blurring or over or under exposure, but each image might be described as pretty...or attractive...or appealing.

In processing the photographs, I digitally applied “painterly” filters, readily available in Adobe Photoshop, to shift the appearance of the original photograph from a real and natural, “as is” impression, to a related, though cosmetically altered version; the old subject with a new face. Finally I printed each image on a very absorbent paper capable of receiving an intense coating of ink to amplify the changes with saturations of color and contrast.

These modifications left the final effects to the whims of the filters; I relinquished control over the viewer’s eventual impression. In a similar way, women (more often) craft adjustments to tweak their appearances. In both cases the embellishments are meant to improve the presentation, increase acceptability and boost appeal. Well-applied cosmetics can help
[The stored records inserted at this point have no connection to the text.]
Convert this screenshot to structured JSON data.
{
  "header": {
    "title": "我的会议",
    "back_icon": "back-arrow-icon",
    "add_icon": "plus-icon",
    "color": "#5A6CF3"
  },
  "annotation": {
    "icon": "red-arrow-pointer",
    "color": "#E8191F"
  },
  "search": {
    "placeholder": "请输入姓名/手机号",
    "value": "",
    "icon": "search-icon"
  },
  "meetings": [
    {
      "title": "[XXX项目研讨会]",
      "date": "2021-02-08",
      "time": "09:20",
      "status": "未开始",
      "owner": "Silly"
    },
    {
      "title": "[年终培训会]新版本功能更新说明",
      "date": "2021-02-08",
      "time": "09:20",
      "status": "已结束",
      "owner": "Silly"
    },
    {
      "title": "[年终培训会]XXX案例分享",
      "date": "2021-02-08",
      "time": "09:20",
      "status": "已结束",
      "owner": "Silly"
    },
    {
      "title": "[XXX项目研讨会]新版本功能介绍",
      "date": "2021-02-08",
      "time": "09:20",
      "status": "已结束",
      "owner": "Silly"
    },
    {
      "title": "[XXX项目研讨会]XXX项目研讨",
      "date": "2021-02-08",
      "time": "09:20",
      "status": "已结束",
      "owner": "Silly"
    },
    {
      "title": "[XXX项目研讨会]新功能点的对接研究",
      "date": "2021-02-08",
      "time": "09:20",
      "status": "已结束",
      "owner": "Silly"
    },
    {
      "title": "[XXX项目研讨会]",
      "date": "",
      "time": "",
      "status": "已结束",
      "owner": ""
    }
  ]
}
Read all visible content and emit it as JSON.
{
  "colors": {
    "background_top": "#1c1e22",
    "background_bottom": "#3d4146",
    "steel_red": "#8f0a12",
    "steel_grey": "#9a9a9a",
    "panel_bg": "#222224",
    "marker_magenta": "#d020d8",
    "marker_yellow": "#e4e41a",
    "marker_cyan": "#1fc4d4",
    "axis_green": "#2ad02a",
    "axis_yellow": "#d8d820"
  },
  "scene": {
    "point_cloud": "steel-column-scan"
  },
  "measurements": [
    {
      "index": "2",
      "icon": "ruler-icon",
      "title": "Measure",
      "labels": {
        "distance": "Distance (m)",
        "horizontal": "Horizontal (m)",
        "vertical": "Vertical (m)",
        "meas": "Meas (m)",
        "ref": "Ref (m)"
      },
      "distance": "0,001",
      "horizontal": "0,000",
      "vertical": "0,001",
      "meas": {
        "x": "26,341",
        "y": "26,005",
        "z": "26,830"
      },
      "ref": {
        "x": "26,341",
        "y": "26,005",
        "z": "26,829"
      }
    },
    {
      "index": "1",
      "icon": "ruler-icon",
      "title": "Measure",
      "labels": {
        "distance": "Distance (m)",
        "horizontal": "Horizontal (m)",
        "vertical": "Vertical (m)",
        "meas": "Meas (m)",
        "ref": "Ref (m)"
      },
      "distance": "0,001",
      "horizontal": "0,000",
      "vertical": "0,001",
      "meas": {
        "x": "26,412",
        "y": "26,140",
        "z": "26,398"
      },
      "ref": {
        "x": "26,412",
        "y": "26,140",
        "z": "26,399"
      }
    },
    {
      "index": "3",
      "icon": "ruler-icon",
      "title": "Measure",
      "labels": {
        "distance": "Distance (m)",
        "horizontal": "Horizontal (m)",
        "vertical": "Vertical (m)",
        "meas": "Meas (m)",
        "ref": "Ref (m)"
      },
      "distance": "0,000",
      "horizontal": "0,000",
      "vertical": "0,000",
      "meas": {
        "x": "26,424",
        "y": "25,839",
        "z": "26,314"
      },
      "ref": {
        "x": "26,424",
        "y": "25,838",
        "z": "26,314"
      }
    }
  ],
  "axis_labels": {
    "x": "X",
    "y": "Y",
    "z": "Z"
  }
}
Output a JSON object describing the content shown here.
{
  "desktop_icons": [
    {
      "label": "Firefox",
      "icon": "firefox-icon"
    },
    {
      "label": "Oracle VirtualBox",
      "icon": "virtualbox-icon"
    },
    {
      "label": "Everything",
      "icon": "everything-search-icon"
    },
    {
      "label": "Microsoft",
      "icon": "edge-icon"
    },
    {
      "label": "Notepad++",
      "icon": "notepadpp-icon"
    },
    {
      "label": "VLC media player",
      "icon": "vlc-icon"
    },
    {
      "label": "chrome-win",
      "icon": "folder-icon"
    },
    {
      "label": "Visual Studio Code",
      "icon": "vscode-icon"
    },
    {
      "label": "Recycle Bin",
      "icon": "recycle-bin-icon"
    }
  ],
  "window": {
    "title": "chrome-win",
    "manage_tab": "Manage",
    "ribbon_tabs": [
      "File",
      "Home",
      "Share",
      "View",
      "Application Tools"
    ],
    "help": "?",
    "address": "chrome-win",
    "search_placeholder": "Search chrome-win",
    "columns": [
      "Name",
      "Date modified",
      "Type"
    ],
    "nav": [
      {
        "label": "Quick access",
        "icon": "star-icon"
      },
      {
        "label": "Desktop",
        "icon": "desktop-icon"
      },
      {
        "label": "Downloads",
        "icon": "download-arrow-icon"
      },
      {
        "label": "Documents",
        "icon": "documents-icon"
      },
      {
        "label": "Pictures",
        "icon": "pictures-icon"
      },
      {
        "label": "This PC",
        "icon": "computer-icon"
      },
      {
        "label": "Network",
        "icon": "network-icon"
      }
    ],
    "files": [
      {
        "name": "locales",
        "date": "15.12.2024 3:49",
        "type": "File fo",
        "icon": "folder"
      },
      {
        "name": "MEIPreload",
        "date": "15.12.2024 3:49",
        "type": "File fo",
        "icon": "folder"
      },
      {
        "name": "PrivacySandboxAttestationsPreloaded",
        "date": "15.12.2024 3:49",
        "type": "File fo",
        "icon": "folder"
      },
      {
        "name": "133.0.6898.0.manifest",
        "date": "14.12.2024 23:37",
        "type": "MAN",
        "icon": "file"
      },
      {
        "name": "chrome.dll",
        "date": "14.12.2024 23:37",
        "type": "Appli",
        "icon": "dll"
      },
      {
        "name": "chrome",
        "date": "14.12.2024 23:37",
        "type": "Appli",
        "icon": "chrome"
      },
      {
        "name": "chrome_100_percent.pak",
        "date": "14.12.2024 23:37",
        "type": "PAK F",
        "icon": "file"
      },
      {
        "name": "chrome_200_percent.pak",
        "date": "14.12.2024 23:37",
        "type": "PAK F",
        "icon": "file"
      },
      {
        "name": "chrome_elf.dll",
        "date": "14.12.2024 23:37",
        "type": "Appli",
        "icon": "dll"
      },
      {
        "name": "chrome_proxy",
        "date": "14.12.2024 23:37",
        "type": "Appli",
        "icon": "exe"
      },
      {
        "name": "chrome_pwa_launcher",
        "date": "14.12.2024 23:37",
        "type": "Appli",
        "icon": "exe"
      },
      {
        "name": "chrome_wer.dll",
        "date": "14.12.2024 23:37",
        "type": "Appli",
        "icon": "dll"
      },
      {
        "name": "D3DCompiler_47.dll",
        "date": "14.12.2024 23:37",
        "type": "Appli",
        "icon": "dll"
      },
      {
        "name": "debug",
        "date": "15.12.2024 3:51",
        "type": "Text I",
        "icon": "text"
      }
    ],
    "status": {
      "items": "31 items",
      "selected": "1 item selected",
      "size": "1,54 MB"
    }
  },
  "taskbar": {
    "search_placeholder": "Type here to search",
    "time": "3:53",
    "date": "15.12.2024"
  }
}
one trait stand out, especially if it is already an asset or a strength. In applying makeup, as in using digital filtering on these images, exaggeration is used to step up a positive effect. Visually, as long as the change does not go so far as to eliminate a resemblance to the original, such a change (eyeliner on pretty eyes or lipstick on shapely lips/filters with painting-like strokes atop colorful landscapes) can possibly increase the overall value of the subject. To a significant extent, our species relies on visual cues to make judgments about value, using what their eyes are draw to, and, as such, enhancement is seen as a positive tactic in our culture.   

I will continue to study superficial embellishments to explore visual qualities we humans respond to and perhaps illustrate something of the difference between the look and feel of real life from a cosmetically enhanced version. I hope to create some interesting images to help me look at whether embellishing is a successful endeavor. Is it perhaps even necessary? Is there an actual benefit to improving on nature? Is voodoo or

magic involved...?